Wyoming legislative committee shelves review of state OSHA program
Cheyenne, WY – Even though Wyoming has one of the highest occupational death rates in the country, the state will not yet conduct a study examining how it could better prevent workplace injuries and deaths.
The Wyoming Management Audit Committee – which is composed of state senators and representatives – on Aug. 7 released a scoping paper that evaluated the idea of studying the effectiveness of the Wyoming Occupational Safety and Health Administration.
During a July 27-28 meeting, the committee approved a move to refine potential evaluation questions, but decided to hold off on conducting a full evaluation.

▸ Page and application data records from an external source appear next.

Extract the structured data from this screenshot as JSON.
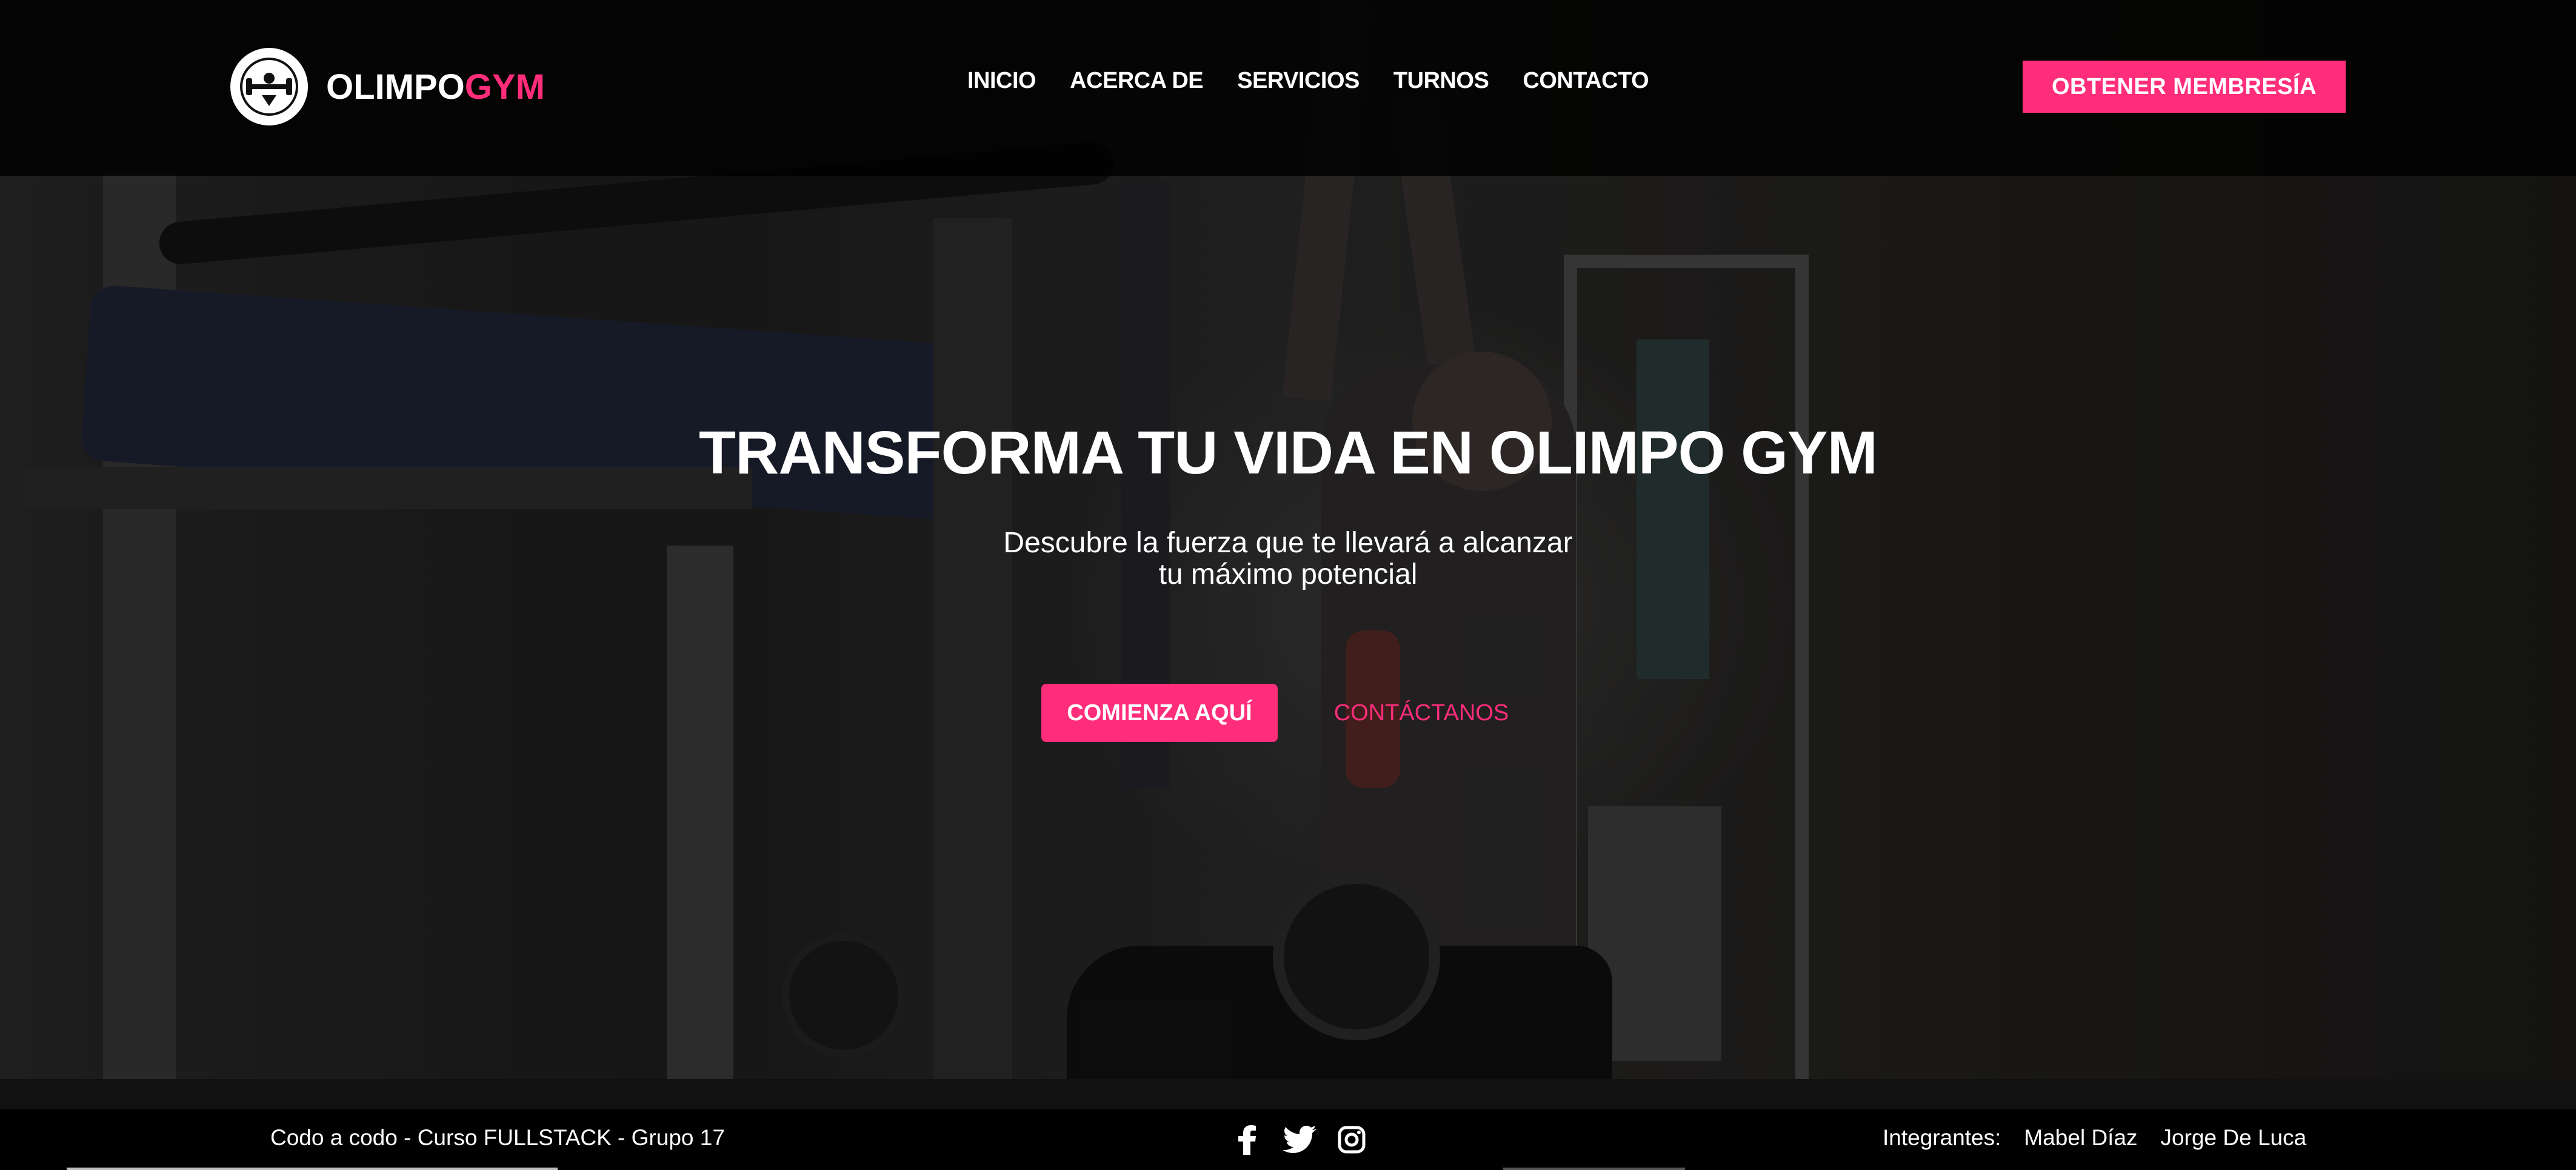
{
  "header": {
    "brand_part1": "OLIMPO",
    "brand_part2": "GYM",
    "logo_icon": "kettlebell-logo-icon",
    "nav": [
      {
        "label": "INICIO"
      },
      {
        "label": "ACERCA DE"
      },
      {
        "label": "SERVICIOS"
      },
      {
        "label": "TURNOS"
      },
      {
        "label": "CONTACTO"
      }
    ],
    "cta_label": "OBTENER MEMBRESÍA"
  },
  "hero": {
    "title": "TRANSFORMA TU VIDA EN OLIMPO GYM",
    "subtitle_line1": "Descubre la fuerza que te llevará a alcanzar",
    "subtitle_line2": "tu máximo potencial",
    "primary_button": "COMIENZA AQUÍ",
    "secondary_link": "CONTÁCTANOS"
  },
  "footer": {
    "credit": "Codo a codo - Curso FULLSTACK - Grupo 17",
    "social_icons": [
      "facebook-icon",
      "twitter-icon",
      "instagram-icon"
    ],
    "team_label": "Integrantes:",
    "members": [
      "Mabel Díaz",
      "Jorge De Luca"
    ]
  },
  "colors": {
    "accent": "#ff2d7a",
    "header_bg": "#000000",
    "text": "#ffffff"
  }
}
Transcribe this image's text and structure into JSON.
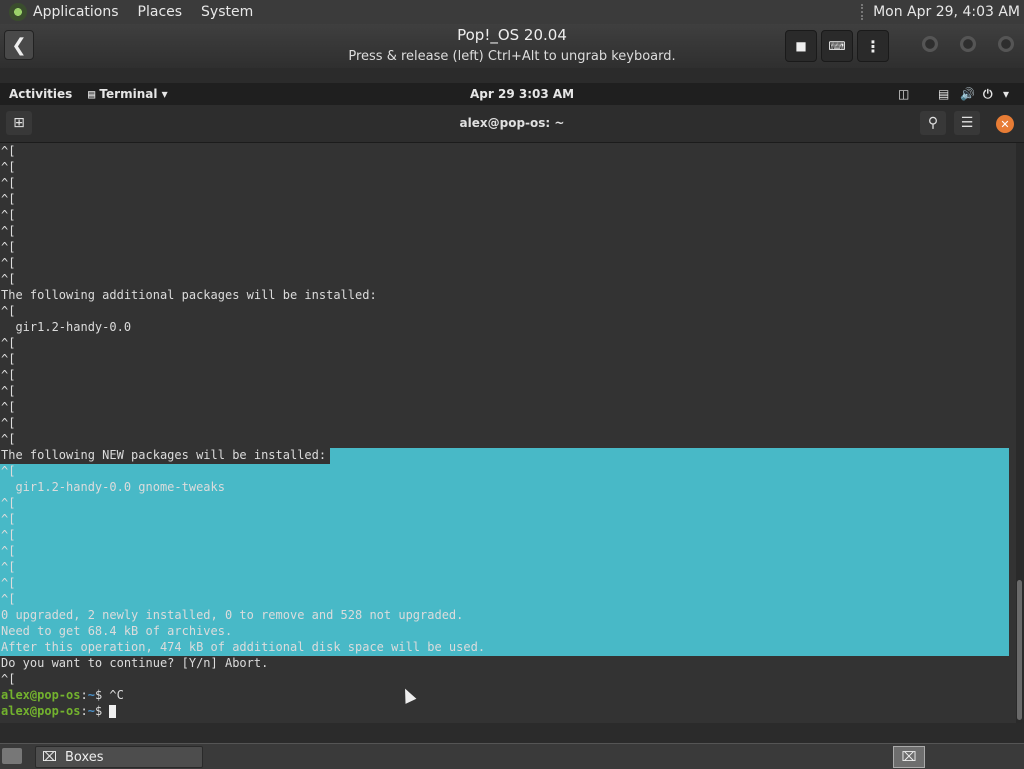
{
  "host_panel": {
    "menus": [
      "Applications",
      "Places",
      "System"
    ],
    "clock": "Mon Apr 29,  4:03 AM"
  },
  "boxes": {
    "title": "Pop!_OS 20.04",
    "subtitle": "Press & release (left) Ctrl+Alt to ungrab keyboard."
  },
  "guest": {
    "activities": "Activities",
    "app_menu": "Terminal",
    "clock": "Apr 29   3:03 AM"
  },
  "terminal": {
    "title": "alex@pop-os: ~",
    "prompt_user": "alex@pop-os",
    "prompt_path": "~",
    "lines": [
      "^[",
      "^[",
      "^[",
      "^[",
      "^[",
      "^[",
      "^[",
      "^[",
      "^[",
      "The following additional packages will be installed:",
      "^[",
      "  gir1.2-handy-0.0",
      "^[",
      "^[",
      "^[",
      "^[",
      "^[",
      "^[",
      "^[",
      "The following NEW packages will be installed:",
      "^[",
      "  gir1.2-handy-0.0 gnome-tweaks",
      "^[",
      "^[",
      "^[",
      "^[",
      "^[",
      "^[",
      "^[",
      "0 upgraded, 2 newly installed, 0 to remove and 528 not upgraded.",
      "Need to get 68.4 kB of archives.",
      "After this operation, 474 kB of additional disk space will be used.",
      "Do you want to continue? [Y/n] Abort.",
      "^["
    ],
    "prompt_cmd_1": "^C",
    "prompt_cmd_2": ""
  },
  "taskbar": {
    "task": "Boxes"
  }
}
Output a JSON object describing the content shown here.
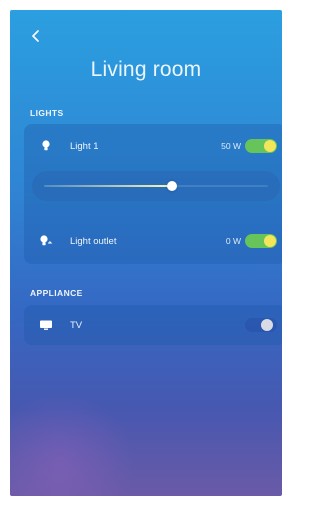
{
  "header": {
    "back_icon": "chevron-left-icon",
    "title": "Living room"
  },
  "lights": {
    "section_label": "LIGHTS",
    "items": [
      {
        "label": "Light 1",
        "watt": "50 W",
        "icon": "bulb-icon",
        "on": true
      },
      {
        "label": "Light outlet",
        "watt": "0 W",
        "icon": "outlet-bulb-icon",
        "on": true
      }
    ],
    "dimmer_level": 0.57
  },
  "appliance": {
    "section_label": "APPLIANCE",
    "items": [
      {
        "label": "TV",
        "icon": "tv-icon",
        "on": false
      }
    ]
  },
  "colors": {
    "toggle_on_track": "#67c45a",
    "toggle_on_knob": "#f4e65a",
    "toggle_off_knob": "#d9dbe4"
  }
}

Possible audit questions raised in the scoping paper include:
- How does a state law prohibiting regulations more stringent than federal OSHA affect Wyoming’s ability to address workplace injuries and fatalities?
- What are effective ways of promoting workplace safety and health among employers?
- How do employees contribute to workplace injuries and fatalities?
The topic will be discussed during an upcoming committee meeting, tentatively scheduled for early January.
In 2013, Wyoming had the second highest on-the-job fatality rate among all states, with 9.5 deaths per 100,000 full-time workers, according to Bureau of Labor Statistics data. The national average was 3.3.